The Tourism Industry and Economic Issues Affecting It
Publication Date: July 2003
Publisher(s): Library of Congress. Congressional Research Service
The measure of a country's international tourism receipts, also referred to as travel services exports, is the total amount of spending by visitors to that country. The United States is, by far, the world's leader in tourism receipts, accounting for approximately 16% of the world's total. The measure of a country's international tourism expenditures, also referred to as travel service imports, is the amount of spending by its visitors in foreign countries. The United States also leads the world in tourism expenditures. Travel services are a significant export in the U.S. economy, accounting for 32% of all private services exports.

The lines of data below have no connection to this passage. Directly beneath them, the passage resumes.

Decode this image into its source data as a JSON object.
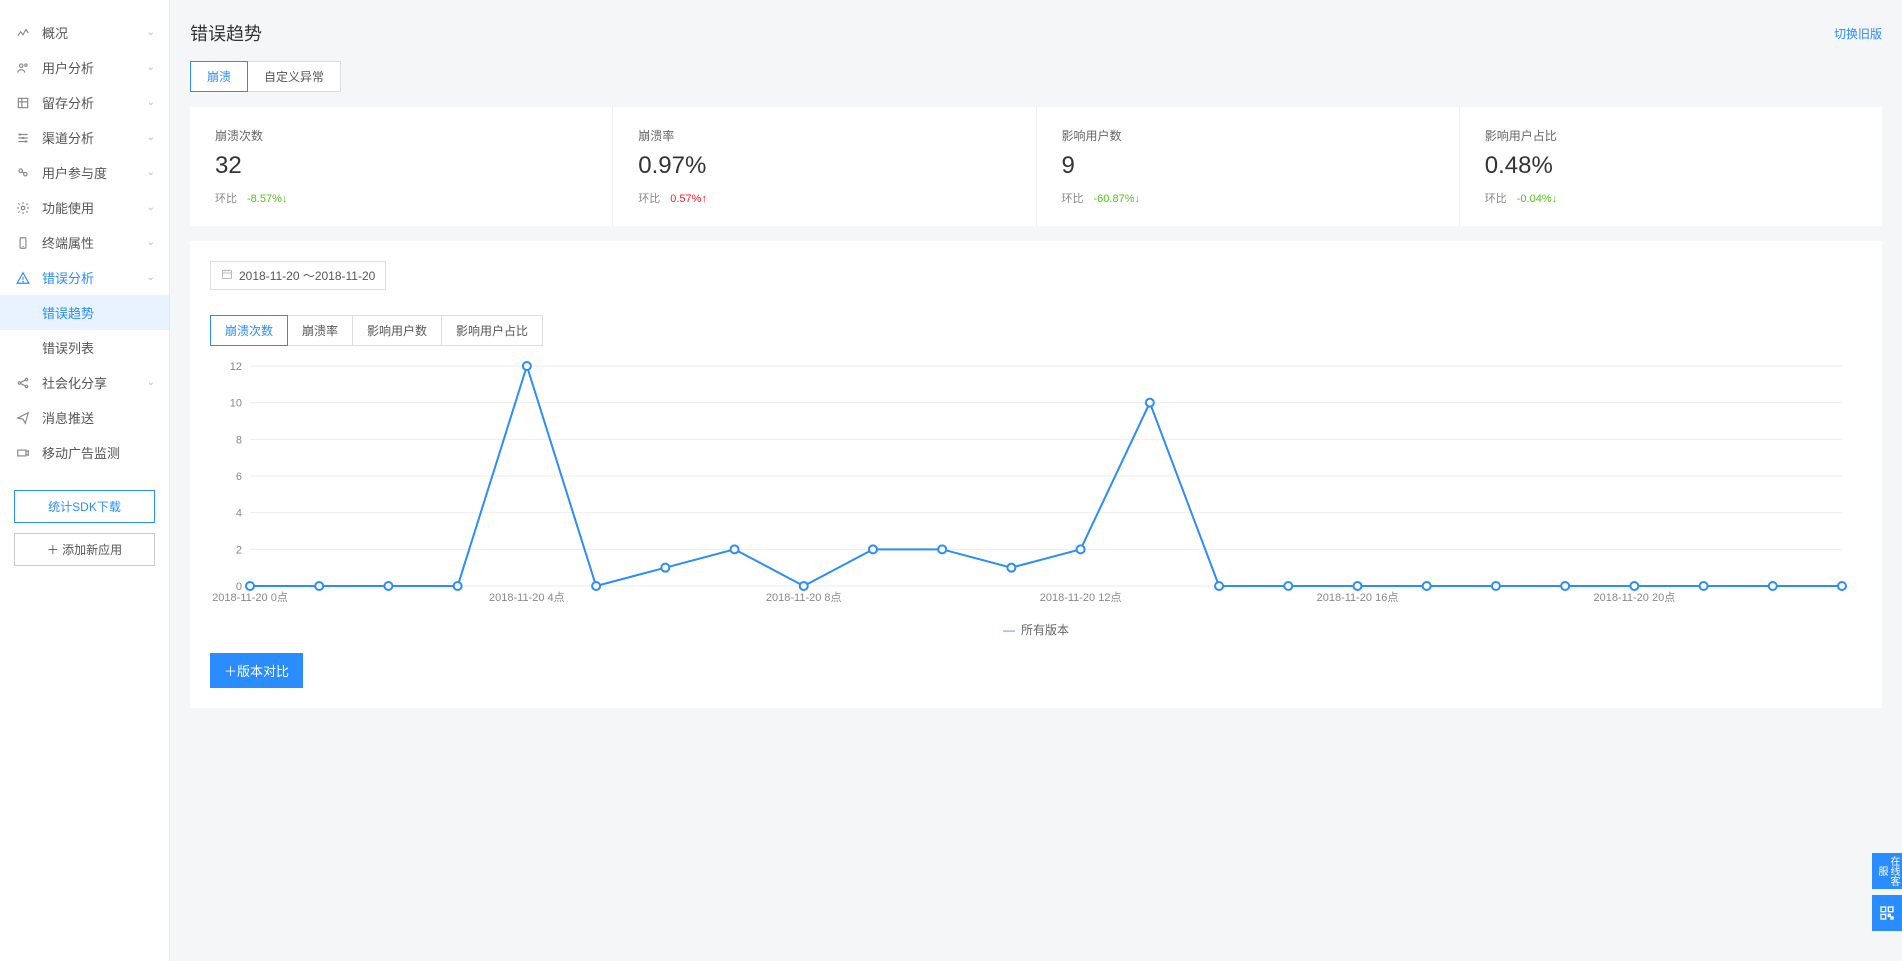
{
  "sidebar": {
    "items": [
      {
        "label": "概况",
        "icon": "chart"
      },
      {
        "label": "用户分析",
        "icon": "users"
      },
      {
        "label": "留存分析",
        "icon": "retain"
      },
      {
        "label": "渠道分析",
        "icon": "channel"
      },
      {
        "label": "用户参与度",
        "icon": "engage"
      },
      {
        "label": "功能使用",
        "icon": "gear"
      },
      {
        "label": "终端属性",
        "icon": "device"
      },
      {
        "label": "错误分析",
        "icon": "warn",
        "active": true
      },
      {
        "label": "社会化分享",
        "icon": "share"
      },
      {
        "label": "消息推送",
        "icon": "send"
      },
      {
        "label": "移动广告监测",
        "icon": "ad"
      }
    ],
    "sub_items": [
      {
        "label": "错误趋势",
        "active": true
      },
      {
        "label": "错误列表"
      }
    ],
    "sdk_btn": "统计SDK下载",
    "add_app_btn": "添加新应用"
  },
  "page": {
    "title": "错误趋势",
    "old_link": "切换旧版"
  },
  "type_tabs": [
    {
      "label": "崩溃",
      "active": true
    },
    {
      "label": "自定义异常"
    }
  ],
  "stats": [
    {
      "label": "崩溃次数",
      "value": "32",
      "ratio_label": "环比",
      "pct": "-8.57%",
      "dir": "down"
    },
    {
      "label": "崩溃率",
      "value": "0.97%",
      "ratio_label": "环比",
      "pct": "0.57%",
      "dir": "up"
    },
    {
      "label": "影响用户数",
      "value": "9",
      "ratio_label": "环比",
      "pct": "-60.87%",
      "dir": "down"
    },
    {
      "label": "影响用户占比",
      "value": "0.48%",
      "ratio_label": "环比",
      "pct": "-0.04%",
      "dir": "down"
    }
  ],
  "date_range": "2018-11-20 ～2018-11-20",
  "chart_tabs": [
    {
      "label": "崩溃次数",
      "active": true
    },
    {
      "label": "崩溃率"
    },
    {
      "label": "影响用户数"
    },
    {
      "label": "影响用户占比"
    }
  ],
  "legend": "所有版本",
  "compare_btn": "版本对比",
  "float": {
    "chat": "在线客服"
  },
  "chart_data": {
    "type": "line",
    "title": "",
    "xlabel": "",
    "ylabel": "",
    "ylim": [
      0,
      12
    ],
    "y_ticks": [
      0,
      2,
      4,
      6,
      8,
      10,
      12
    ],
    "x_tick_labels": [
      "2018-11-20 0点",
      "2018-11-20 4点",
      "2018-11-20 8点",
      "2018-11-20 12点",
      "2018-11-20 16点",
      "2018-11-20 20点"
    ],
    "categories": [
      "0",
      "1",
      "2",
      "3",
      "4",
      "5",
      "6",
      "7",
      "8",
      "9",
      "10",
      "11",
      "12",
      "13",
      "14",
      "15",
      "16",
      "17",
      "18",
      "19",
      "20",
      "21",
      "22",
      "23"
    ],
    "series": [
      {
        "name": "所有版本",
        "values": [
          0,
          0,
          0,
          0,
          12,
          0,
          1,
          2,
          0,
          2,
          2,
          1,
          2,
          10,
          0,
          0,
          0,
          0,
          0,
          0,
          0,
          0,
          0,
          0
        ]
      }
    ]
  }
}
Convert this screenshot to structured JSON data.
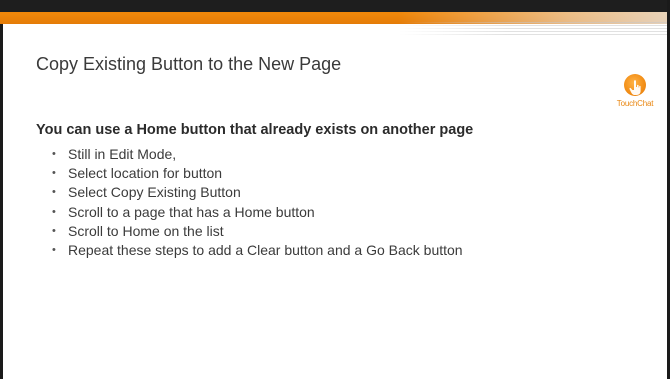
{
  "slide": {
    "title": "Copy Existing Button to the New Page",
    "heading": "You can use a Home button that already exists on another page",
    "bullets": [
      "Still in Edit Mode,",
      "Select location for button",
      "Select Copy Existing Button",
      "Scroll to a page that has a Home button",
      "Scroll to Home on the list",
      "Repeat these steps to add a Clear button and a Go Back button"
    ],
    "bullet_glyph": "•"
  },
  "logo": {
    "text": "TouchChat",
    "icon": "hand-touch-icon"
  },
  "colors": {
    "accent": "#f08a0c",
    "dark": "#1e1e1e",
    "title_text": "#3a3a3a",
    "body_text": "#3b3b3b"
  }
}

The September 11 attacks, the downturn in the U.S. economy, the U.S. war with Iraq, and the outbreak of the SARS virus have affected sales and profitability of a number of industries, but travel and tourism are among the most affected industries. The airline industry has been struggling since the events of September 11, with nine of the ten largest U.S. carriers experiencing heavy losses over the past two years. The hotel industry is reporting its lowest occupancy rate in more than a decade. Travel agencies have been facing difficulties since the mid-1990s, primarily due to the increase in competition from online travel sites, but also from the factors mentioned above.
After September 11, 2001, the number of global travelers decreased for the first time since the 1980s. As a result, U.S. tourism receipts decreased by nearly 12% in 2001, and U.S. expenditures abroad decreased by 7%. Employment levels in the United States have fallen by a higher percentage in travel and tourism related industries than in most other major industries. Since the end of 2000, employment in travel-related industries declined by nearly 390,000 jobs, representing over 25% of the nation's non-farm job losses in that time period.

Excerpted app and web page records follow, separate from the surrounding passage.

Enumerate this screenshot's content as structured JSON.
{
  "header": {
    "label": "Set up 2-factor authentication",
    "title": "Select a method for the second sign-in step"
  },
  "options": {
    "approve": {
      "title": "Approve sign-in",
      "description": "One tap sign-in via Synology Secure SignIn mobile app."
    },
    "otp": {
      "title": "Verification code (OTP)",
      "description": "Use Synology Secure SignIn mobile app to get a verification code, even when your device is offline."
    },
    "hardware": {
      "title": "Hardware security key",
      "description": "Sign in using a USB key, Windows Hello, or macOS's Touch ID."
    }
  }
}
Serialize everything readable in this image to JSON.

Some analysts believe that travel-related industries will recover from these events, as they have from past events, such as the 1991 Gulf War. Others believe that the combination of factors have been very damaging to the industry for the long term. They believe that recovery could be considerably slower than it has in the past, and that recovery may be more challenging for travel-related industries than for the economy as a whole. The travel industry, for example, has voiced concerns that impending regulations on visa requirements for visitors entering the United States are being implemented too quickly and could discourage international travel to the United States.
In the 108th Congress, two measures have been passed and several bills introduced to provide assistance to the airline industry and to help promote travel and tourism. The FY2003 omnibus appropriations act (P.L. 108-7, H.J.Res. 2) includes a one-time appropriation of $50 million for an international marketing campaign to encourage individuals to travel to the United States. The Emergency Wartime Supplemental Appropriations Act, 2003 (P.L. 108-011) includes a provision for $2.9 billion in assistance to the airline industry. H.R. 2002 would establish a pilot program for the promotion of travel and tourism in the United States. This report will not be updated.